When his intervention to save Scout and Jem threatens to expose him to the outside world, the local sheriff refuses to allow it. Atticus acquiesces. The decision is framed as an act of respect for Boo’s privacy; but it is unclear he wants that privacy respected, or that it even is privacy for him. But just as Atticus can convince himself that the lynch mob he faces at one point in the novel is composed of basically good people, so he can convince himself never to do much for Boo Radley other than ask that his children not bother him. Maycomb County encourages everybody to stay in their own lane; what goes on in that lane is of little importance.
Mockingbird preserves the divided loyalties of Watchman by splitting Scout’s narrative voice into a young Scout and an adult Scout. But instead of pouring all of the trouble into straightforward speeches, it proposes to do to the reader what it does to young Scout: trick them into loving the place and then show them the rot by degrees. At this, it succeeds, possibly too well. It was memorably dismissed by Francine Prose in her 1999 Harper’s essay "I Know Why the Caged Bird Cannot Read" as one of many "sentimental, middlebrow favorites" that dominate poorly taught English classes: "To read the novel is, for most, an exercise in wish-fulfillment and self-congratulation, a chance to consider thorny issues of race and prejudice from a safe distance and with the comfortable certainty that the reader would never harbor the racist attitudes espoused by the lowlifes in the novel."
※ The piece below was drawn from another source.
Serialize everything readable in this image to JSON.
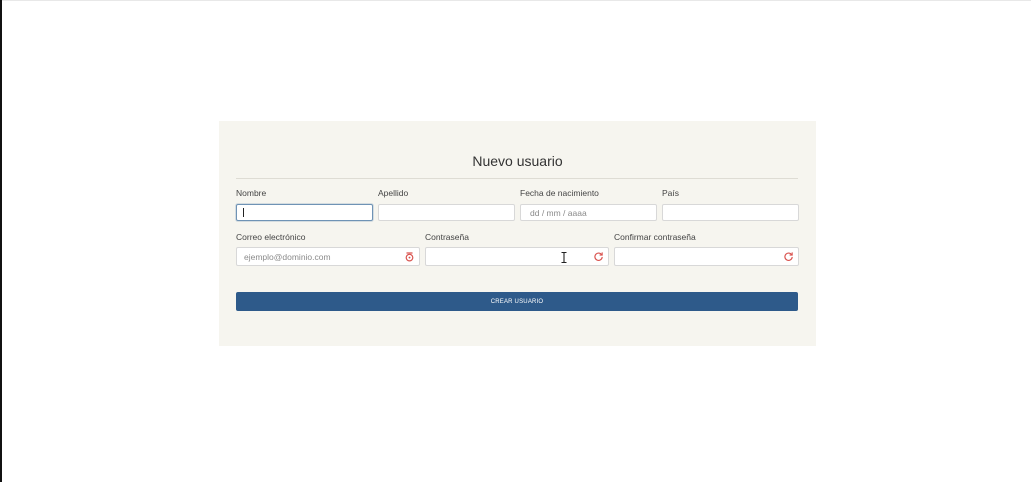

But if the reader really is comfortably ensconced in Scout’s point of view, they would have to be very comfortable indeed not to notice the ease with which she slings around racial put-downs. To Kill a Mockingbird is certainly middlebrow, if the word means anything, but it is not really sentimental. It is a loving portrayal of the South that I know, for which I do not feel only love. It is not perfect. But it is good.
It is easy to imagine an edition of Watchman that could have been better. Packaged in a critical edition, with correspondence between Lee and her editor showing how it developed into the book that we now know, it would have been a more useful volume and probably just as explosively a successful one. If nothing else, it would have been a reminder that no book is the product of one person, or of one genius, no matter how intriguingly reclusive. Books come from writers, editors, agents, friends, and places; they are objects formed by one sensibility, but with help from many others.